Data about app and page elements
Start of Block
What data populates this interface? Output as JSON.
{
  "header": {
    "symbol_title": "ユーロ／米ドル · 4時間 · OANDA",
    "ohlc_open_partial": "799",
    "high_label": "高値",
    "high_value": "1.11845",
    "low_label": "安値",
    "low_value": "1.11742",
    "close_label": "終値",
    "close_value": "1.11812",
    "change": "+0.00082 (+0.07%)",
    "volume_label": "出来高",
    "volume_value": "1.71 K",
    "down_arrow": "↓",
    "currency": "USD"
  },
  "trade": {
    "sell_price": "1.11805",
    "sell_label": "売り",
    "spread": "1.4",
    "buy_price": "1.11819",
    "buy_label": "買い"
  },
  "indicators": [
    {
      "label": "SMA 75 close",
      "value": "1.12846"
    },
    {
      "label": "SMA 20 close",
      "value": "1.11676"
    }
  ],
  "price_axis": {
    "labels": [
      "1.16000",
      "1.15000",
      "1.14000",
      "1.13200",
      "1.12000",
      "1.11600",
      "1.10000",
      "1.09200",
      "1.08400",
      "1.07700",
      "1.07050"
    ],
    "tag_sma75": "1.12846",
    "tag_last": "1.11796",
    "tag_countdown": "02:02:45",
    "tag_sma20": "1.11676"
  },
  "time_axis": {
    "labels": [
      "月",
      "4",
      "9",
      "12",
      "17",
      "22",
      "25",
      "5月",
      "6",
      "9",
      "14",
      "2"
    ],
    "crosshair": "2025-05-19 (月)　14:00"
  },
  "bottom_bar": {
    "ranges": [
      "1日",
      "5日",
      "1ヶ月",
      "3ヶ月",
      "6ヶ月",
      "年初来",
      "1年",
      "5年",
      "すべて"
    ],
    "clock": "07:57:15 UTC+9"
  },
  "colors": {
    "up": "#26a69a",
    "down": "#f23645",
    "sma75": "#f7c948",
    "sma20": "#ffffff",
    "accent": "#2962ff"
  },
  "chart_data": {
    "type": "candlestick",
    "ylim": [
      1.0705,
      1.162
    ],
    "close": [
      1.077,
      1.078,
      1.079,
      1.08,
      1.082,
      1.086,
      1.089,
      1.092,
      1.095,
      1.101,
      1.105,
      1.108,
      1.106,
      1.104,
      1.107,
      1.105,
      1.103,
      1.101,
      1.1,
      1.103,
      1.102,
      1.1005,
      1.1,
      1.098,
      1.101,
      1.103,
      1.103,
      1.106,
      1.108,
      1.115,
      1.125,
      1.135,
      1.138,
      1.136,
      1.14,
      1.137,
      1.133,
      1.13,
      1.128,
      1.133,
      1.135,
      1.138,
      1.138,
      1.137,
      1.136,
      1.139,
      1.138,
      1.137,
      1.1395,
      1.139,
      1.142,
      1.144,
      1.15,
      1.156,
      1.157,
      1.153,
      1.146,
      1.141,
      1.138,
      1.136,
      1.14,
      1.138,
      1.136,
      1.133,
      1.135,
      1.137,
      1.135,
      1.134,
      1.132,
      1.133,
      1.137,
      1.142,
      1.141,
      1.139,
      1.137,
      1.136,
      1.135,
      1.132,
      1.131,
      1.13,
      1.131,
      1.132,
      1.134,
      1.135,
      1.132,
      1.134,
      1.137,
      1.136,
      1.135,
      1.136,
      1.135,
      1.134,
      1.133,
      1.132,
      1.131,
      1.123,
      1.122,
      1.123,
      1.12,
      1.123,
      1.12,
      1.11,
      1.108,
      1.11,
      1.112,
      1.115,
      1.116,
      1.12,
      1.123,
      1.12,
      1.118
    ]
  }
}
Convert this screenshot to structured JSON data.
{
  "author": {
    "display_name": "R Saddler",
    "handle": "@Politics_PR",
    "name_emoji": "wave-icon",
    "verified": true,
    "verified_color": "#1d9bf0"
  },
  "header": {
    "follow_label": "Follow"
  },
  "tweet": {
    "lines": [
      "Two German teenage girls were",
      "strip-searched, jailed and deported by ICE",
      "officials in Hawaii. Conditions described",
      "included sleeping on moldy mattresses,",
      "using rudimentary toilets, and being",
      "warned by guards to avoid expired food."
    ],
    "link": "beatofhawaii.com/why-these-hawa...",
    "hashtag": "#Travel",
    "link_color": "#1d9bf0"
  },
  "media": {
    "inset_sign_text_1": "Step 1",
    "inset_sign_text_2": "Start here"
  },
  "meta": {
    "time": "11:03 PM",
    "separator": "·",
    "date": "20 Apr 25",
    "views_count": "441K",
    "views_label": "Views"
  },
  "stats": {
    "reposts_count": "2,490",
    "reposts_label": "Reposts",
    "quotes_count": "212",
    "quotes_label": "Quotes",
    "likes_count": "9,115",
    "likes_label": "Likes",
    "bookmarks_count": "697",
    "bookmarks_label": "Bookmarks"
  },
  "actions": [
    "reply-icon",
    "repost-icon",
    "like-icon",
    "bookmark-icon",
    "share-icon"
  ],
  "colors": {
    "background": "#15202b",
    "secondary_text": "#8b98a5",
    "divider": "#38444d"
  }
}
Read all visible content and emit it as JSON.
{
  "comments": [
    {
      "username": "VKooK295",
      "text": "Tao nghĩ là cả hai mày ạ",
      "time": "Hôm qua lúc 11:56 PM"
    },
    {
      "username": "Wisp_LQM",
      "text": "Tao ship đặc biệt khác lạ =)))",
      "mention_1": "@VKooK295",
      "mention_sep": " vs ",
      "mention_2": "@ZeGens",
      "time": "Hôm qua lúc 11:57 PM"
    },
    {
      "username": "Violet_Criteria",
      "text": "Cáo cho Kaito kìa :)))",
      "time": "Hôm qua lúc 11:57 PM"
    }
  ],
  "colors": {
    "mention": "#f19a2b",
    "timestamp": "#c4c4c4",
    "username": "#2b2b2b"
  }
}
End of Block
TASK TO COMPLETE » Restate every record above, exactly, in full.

THE ANSWER »
What data populates this interface? Output as JSON.
{
  "header": {
    "symbol_title": "ユーロ／米ドル · 4時間 · OANDA",
    "ohlc_open_partial": "799",
    "high_label": "高値",
    "high_value": "1.11845",
    "low_label": "安値",
    "low_value": "1.11742",
    "close_label": "終値",
    "close_value": "1.11812",
    "change": "+0.00082 (+0.07%)",
    "volume_label": "出来高",
    "volume_value": "1.71 K",
    "down_arrow": "↓",
    "currency": "USD"
  },
  "trade": {
    "sell_price": "1.11805",
    "sell_label": "売り",
    "spread": "1.4",
    "buy_price": "1.11819",
    "buy_label": "買い"
  },
  "indicators": [
    {
      "label": "SMA 75 close",
      "value": "1.12846"
    },
    {
      "label": "SMA 20 close",
      "value": "1.11676"
    }
  ],
  "price_axis": {
    "labels": [
      "1.16000",
      "1.15000",
      "1.14000",
      "1.13200",
      "1.12000",
      "1.11600",
      "1.10000",
      "1.09200",
      "1.08400",
      "1.07700",
      "1.07050"
    ],
    "tag_sma75": "1.12846",
    "tag_last": "1.11796",
    "tag_countdown": "02:02:45",
    "tag_sma20": "1.11676"
  },
  "time_axis": {
    "labels": [
      "月",
      "4",
      "9",
      "12",
      "17",
      "22",
      "25",
      "5月",
      "6",
      "9",
      "14",
      "2"
    ],
    "crosshair": "2025-05-19 (月)　14:00"
  },
  "bottom_bar": {
    "ranges": [
      "1日",
      "5日",
      "1ヶ月",
      "3ヶ月",
      "6ヶ月",
      "年初来",
      "1年",
      "5年",
      "すべて"
    ],
    "clock": "07:57:15 UTC+9"
  },
  "colors": {
    "up": "#26a69a",
    "down": "#f23645",
    "sma75": "#f7c948",
    "sma20": "#ffffff",
    "accent": "#2962ff"
  },
  "chart_data": {
    "type": "candlestick",
    "ylim": [
      1.0705,
      1.162
    ],
    "close": [
      1.077,
      1.078,
      1.079,
      1.08,
      1.082,
      1.086,
      1.089,
      1.092,
      1.095,
      1.101,
      1.105,
      1.108,
      1.106,
      1.104,
      1.107,
      1.105,
      1.103,
      1.101,
      1.1,
      1.103,
      1.102,
      1.1005,
      1.1,
      1.098,
      1.101,
      1.103,
      1.103,
      1.106,
      1.108,
      1.115,
      1.125,
      1.135,
      1.138,
      1.136,
      1.14,
      1.137,
      1.133,
      1.13,
      1.128,
      1.133,
      1.135,
      1.138,
      1.138,
      1.137,
      1.136,
      1.139,
      1.138,
      1.137,
      1.1395,
      1.139,
      1.142,
      1.144,
      1.15,
      1.156,
      1.157,
      1.153,
      1.146,
      1.141,
      1.138,
      1.136,
      1.14,
      1.138,
      1.136,
      1.133,
      1.135,
      1.137,
      1.135,
      1.134,
      1.132,
      1.133,
      1.137,
      1.142,
      1.141,
      1.139,
      1.137,
      1.136,
      1.135,
      1.132,
      1.131,
      1.13,
      1.131,
      1.132,
      1.134,
      1.135,
      1.132,
      1.134,
      1.137,
      1.136,
      1.135,
      1.136,
      1.135,
      1.134,
      1.133,
      1.132,
      1.131,
      1.123,
      1.122,
      1.123,
      1.12,
      1.123,
      1.12,
      1.11,
      1.108,
      1.11,
      1.112,
      1.115,
      1.116,
      1.12,
      1.123,
      1.12,
      1.118
    ]
  }
}
Convert this screenshot to structured JSON data.
{
  "author": {
    "display_name": "R Saddler",
    "handle": "@Politics_PR",
    "name_emoji": "wave-icon",
    "verified": true,
    "verified_color": "#1d9bf0"
  },
  "header": {
    "follow_label": "Follow"
  },
  "tweet": {
    "lines": [
      "Two German teenage girls were",
      "strip-searched, jailed and deported by ICE",
      "officials in Hawaii. Conditions described",
      "included sleeping on moldy mattresses,",
      "using rudimentary toilets, and being",
      "warned by guards to avoid expired food."
    ],
    "link": "beatofhawaii.com/why-these-hawa...",
    "hashtag": "#Travel",
    "link_color": "#1d9bf0"
  },
  "media": {
    "inset_sign_text_1": "Step 1",
    "inset_sign_text_2": "Start here"
  },
  "meta": {
    "time": "11:03 PM",
    "separator": "·",
    "date": "20 Apr 25",
    "views_count": "441K",
    "views_label": "Views"
  },
  "stats": {
    "reposts_count": "2,490",
    "reposts_label": "Reposts",
    "quotes_count": "212",
    "quotes_label": "Quotes",
    "likes_count": "9,115",
    "likes_label": "Likes",
    "bookmarks_count": "697",
    "bookmarks_label": "Bookmarks"
  },
  "actions": [
    "reply-icon",
    "repost-icon",
    "like-icon",
    "bookmark-icon",
    "share-icon"
  ],
  "colors": {
    "background": "#15202b",
    "secondary_text": "#8b98a5",
    "divider": "#38444d"
  }
}
Read all visible content and emit it as JSON.
{
  "comments": [
    {
      "username": "VKooK295",
      "text": "Tao nghĩ là cả hai mày ạ",
      "time": "Hôm qua lúc 11:56 PM"
    },
    {
      "username": "Wisp_LQM",
      "text": "Tao ship đặc biệt khác lạ =)))",
      "mention_1": "@VKooK295",
      "mention_sep": " vs ",
      "mention_2": "@ZeGens",
      "time": "Hôm qua lúc 11:57 PM"
    },
    {
      "username": "Violet_Criteria",
      "text": "Cáo cho Kaito kìa :)))",
      "time": "Hôm qua lúc 11:57 PM"
    }
  ],
  "colors": {
    "mention": "#f19a2b",
    "timestamp": "#c4c4c4",
    "username": "#2b2b2b"
  }
}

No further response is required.